In Europe, there are Gothic Cathedrals that draw visitors from all over the world. There’s one in Spain that took 400 years to build. (You thought your building campaign was long!) But, if you walk into that building today, it’s a museum. Additionally, the U.S. is filled with grandiose churches that seat 500, but only average 12 attendees on a Sunday. Churches that were once vital, powerful places that would make a difference in the community are closing. They were the hub of the immigrants, the places where the gospel was preached, where people were married, buried and baptized. Now they’re demolished or repurposed into condos. As a pastor in Chicago, I started to wonder, should we just abandon these buildings? Something struck my heart as I began to read scripture: What if these stained-glass window cathedrals were filled with young people attending these older churches? What if we were able to take what people sacrificed to build for the Gospel and now redeem these buildings for God?

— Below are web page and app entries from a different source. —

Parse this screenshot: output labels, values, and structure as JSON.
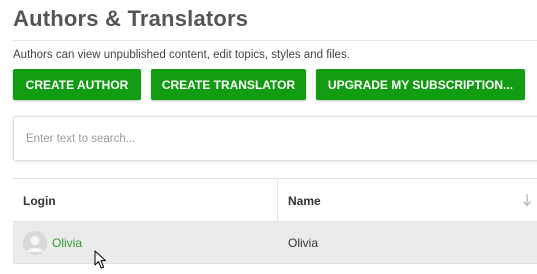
{
  "page": {
    "title": "Authors & Translators",
    "subtitle": "Authors can view unpublished content, edit topics, styles and files."
  },
  "actions": {
    "create_author": "CREATE AUTHOR",
    "create_translator": "CREATE TRANSLATOR",
    "upgrade": "UPGRADE MY SUBSCRIPTION..."
  },
  "search": {
    "placeholder": "Enter text to search...",
    "value": ""
  },
  "table": {
    "columns": [
      {
        "label": "Login"
      },
      {
        "label": "Name",
        "sort": "descending",
        "sort_icon": "arrow-down-icon"
      }
    ],
    "rows": [
      {
        "login": "Olivia",
        "name": "Olivia",
        "avatar_icon": "user-avatar-icon"
      }
    ]
  },
  "colors": {
    "accent_green": "#119c11",
    "link_green": "#2e9a2e",
    "row_highlight": "#ebebeb"
  }
}
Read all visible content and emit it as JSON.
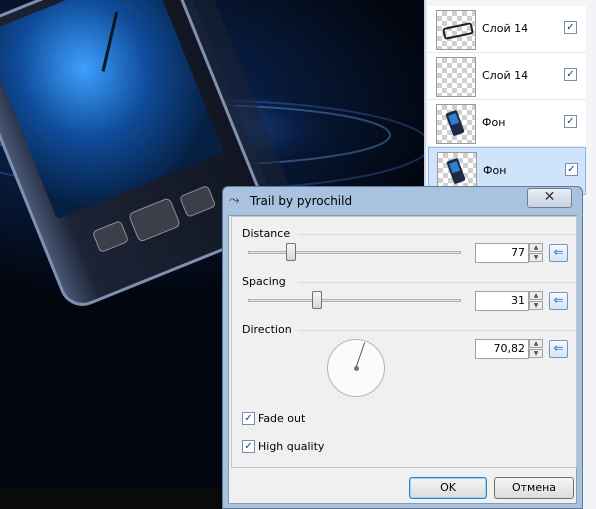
{
  "layers": [
    {
      "name": "Слой 14",
      "visible": true,
      "thumb": "shape-icon",
      "selected": false
    },
    {
      "name": "Слой 14",
      "visible": true,
      "thumb": "transparent",
      "selected": false
    },
    {
      "name": "Фон",
      "visible": true,
      "thumb": "phone-icon",
      "selected": false
    },
    {
      "name": "Фон",
      "visible": true,
      "thumb": "phone-icon",
      "selected": true
    }
  ],
  "dialog": {
    "title": "Trail by pyrochild",
    "close_symbol": "✕",
    "distance": {
      "label": "Distance",
      "value": "77",
      "slider_fraction": 0.18
    },
    "spacing": {
      "label": "Spacing",
      "value": "31",
      "slider_fraction": 0.31
    },
    "direction": {
      "label": "Direction",
      "value": "70,82",
      "angle_degrees": 70.82
    },
    "fade_out": {
      "label": "Fade out",
      "checked": true
    },
    "high_quality": {
      "label": "High quality",
      "checked": true
    },
    "ok_label": "OK",
    "cancel_label": "Отмена"
  },
  "icons": {
    "check": "✓",
    "reset": "⇐",
    "spin_up": "▲",
    "spin_down": "▼",
    "title_icon": "⤳"
  },
  "colors": {
    "selection": "#cfe3fa",
    "accent": "#3c7fb1",
    "title_bar": "#a9c2df"
  }
}
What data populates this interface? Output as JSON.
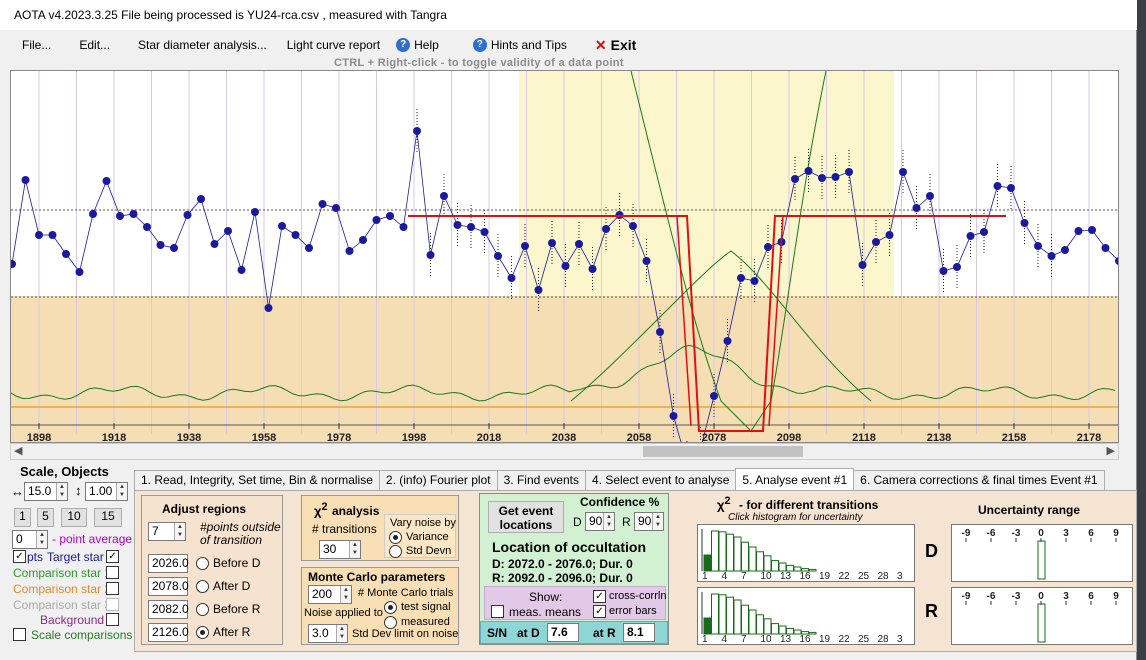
{
  "title": "AOTA v4.2023.3.25   File being processed is  YU24-rca.csv ,  measured with Tangra",
  "menu": {
    "file": "File...",
    "edit": "Edit...",
    "star_diameter": "Star diameter analysis...",
    "light_curve": "Light curve report",
    "help": "Help",
    "hints": "Hints and Tips",
    "exit": "Exit"
  },
  "hint_text": "CTRL + Right-click   -   to toggle validity of a data point",
  "plot": {
    "x_ticks": [
      "1898",
      "1918",
      "1938",
      "1958",
      "1978",
      "1998",
      "2018",
      "2038",
      "2058",
      "2078",
      "2098",
      "2118",
      "2138",
      "2158",
      "2178"
    ],
    "colors": {
      "target": "#1a1aa0",
      "model": "#e01010",
      "comparison": "#1a7a1a",
      "background": "#f5deb3",
      "highlight": "#fbf6cc"
    }
  },
  "left_panel": {
    "scale_objects": "Scale, Objects",
    "scale_x": "15.0",
    "scale_y": "1.00",
    "avg_buttons": [
      "1",
      "5",
      "10",
      "15"
    ],
    "point_avg_value": "0",
    "point_avg_label": "- point average",
    "pts": "pts",
    "target_star": "Target star",
    "comparison_1": "Comparison star 1",
    "comparison_2": "Comparison star 2",
    "comparison_3": "Comparison star 3",
    "background": "Background",
    "scale_comparisons": "Scale comparisons"
  },
  "tabs": [
    "1. Read, Integrity, Set time, Bin & normalise",
    "2. (info) Fourier plot",
    "3. Find events",
    "4. Select event to analyse",
    "5. Analyse event #1",
    "6. Camera corrections & final times Event #1"
  ],
  "adjust": {
    "title": "Adjust regions",
    "points_value": "7",
    "points_label1": "#points outside",
    "points_label2": "of transition",
    "regions": [
      {
        "value": "2026.0",
        "label": "Before D",
        "selected": false
      },
      {
        "value": "2078.0",
        "label": "After D",
        "selected": false
      },
      {
        "value": "2082.0",
        "label": "Before R",
        "selected": false
      },
      {
        "value": "2126.0",
        "label": "After R",
        "selected": true
      }
    ]
  },
  "chi": {
    "title": "analysis",
    "transitions_label": "# transitions",
    "transitions_value": "30",
    "vary_label1": "Vary noise by",
    "vary_opt1": "Variance",
    "vary_opt2": "Std Devn"
  },
  "monte": {
    "title": "Monte Carlo parameters",
    "trials_value": "200",
    "trials_label": "# Monte Carlo trials",
    "noise_label": "Noise applied to",
    "opt_test": "test signal",
    "opt_measured": "measured",
    "std_value": "3.0",
    "std_label": "Std Dev limit on noise"
  },
  "event": {
    "get_locations1": "Get event",
    "get_locations2": "locations",
    "confidence": "Confidence %",
    "d_label": "D",
    "d_value": "90",
    "r_label": "R",
    "r_value": "90",
    "location_title": "Location of occultation",
    "d_line": "D: 2072.0 - 2076.0; Dur. 0",
    "r_line": "R: 2092.0 - 2096.0; Dur. 0",
    "show": "Show:",
    "meas_means": "meas. means",
    "cross_corr": "cross-corrln",
    "error_bars": "error bars",
    "sn": "S/N",
    "at_d": "at D",
    "sn_d": "7.6",
    "at_r": "at R",
    "sn_r": "8.1"
  },
  "chi_hist": {
    "title": "- for different transitions",
    "subtitle": "Click histogram for uncertainty",
    "ticks": [
      "1",
      "4",
      "7",
      "10",
      "13",
      "16",
      "19",
      "22",
      "25",
      "28",
      "3"
    ],
    "bars_d": [
      0.4,
      1.0,
      0.98,
      0.92,
      0.85,
      0.72,
      0.6,
      0.48,
      0.38,
      0.26,
      0.2,
      0.14,
      0.1,
      0.06,
      0.04
    ],
    "bars_r": [
      0.4,
      1.0,
      0.98,
      0.92,
      0.85,
      0.72,
      0.6,
      0.48,
      0.38,
      0.26,
      0.2,
      0.14,
      0.1,
      0.06,
      0.04
    ],
    "d_label": "D",
    "r_label": "R"
  },
  "uncertainty": {
    "title": "Uncertainty range",
    "ticks": [
      "-9",
      "-6",
      "-3",
      "0",
      "3",
      "6",
      "9"
    ]
  }
}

Sometimes, churches fall into a trap of thinking that building generosity for community impact simply means building something external like a community center or a coffee shop in order to inspire people to give more to the church. According to Julie Bullock, Senior Generosity Strategist at Generis, cultivating true generosity, actually has less to do with what people are giving to and more about what people are giving from.
Discover the impact Millennials' values, allegiances, and assumptions will have on your church.
Kids play a significant role in helping parents select which church they'll attend. If children enjoy the teaching and activities offered at a particular church, this can have a strong influence on a mom and dad’s decision about that church. Along with considering how well their kids acclimate to a church, parents look for a lot of features when it comes to selecting the right church home.
Churches once held a place of influence at the center of our communities. In the past, many hospitals, colleges, and social services were launched out of a vision to obey Jesus’ admonition to give to the poor, clothe the naked, care for orphans, and visit the imprisoned. Churches were viewed as an anchor in our communities, and they literally were given a central place in the town square.
The first person I ever heard talk about culture was Erwin McManus, pastor of Mosiac Church in Southern California. Erwin describes culture as spontaneous and repeated patterns of behavior. Brian Zehr, Co-founder and Leadership Architect at Intentional Impact, teaches that there are three things that make up culture: values, narrative, and behavior.
Before a person ever steps foot in your brick and mortar church for the first time, they likely will have visited your church website to see what you’re all about. Are you communicating who you are and what they can expect in a way that’s clear and inviting so that they’ll want to learn more? Are your overall church communications helping you reach more people and engage your congregation? Or do your communications reveal some underlying problems that may need attention?
If you’ve got children and teens in your church, you likely have their mothers to thank for bringing them. In Households of Faith, a study produced in partnership with Lutheran Hour Ministries, data finds that mothers—more often than fathers, or any other category of frequent participants in households—are seen as the confidants, providers of support, and drivers of faith formation. They’re also the ones most likely to take the kids to church (79%) and teach kids about the Bible (66%), God’s forgiveness (66%), and religious traditions (72%).
Much has been written about the difficulty churches have in finding great staff members, particularly for leadership positions. Among other factors, the job market is strong and Baby Boomers are retiring at a pace faster than new talent is entering the workforce. While Aspen Group is not a church, we can certainly relate to the struggle to find great employees.
Healthy churches are led by leaders who are intentional about coaching up and leading others on their team. But how do pastors do this well? In Tom Verducci’s classic book, The Cubs Way, he chronicles the team’s owner Tom Ricketts’s acquisition of Theo Epstein to head all baseball operations, the subsequent construction of the team, and manager Joe Maddon’s leadership style, which he calls his “13 Core Principles Of Managing.”
Pastors who are focused on church planting and multiplying often focus on leadership and ministry as the key aspects of launching new churches. But one critical piece is almost always missing from the multiplication plan—a facility strategy.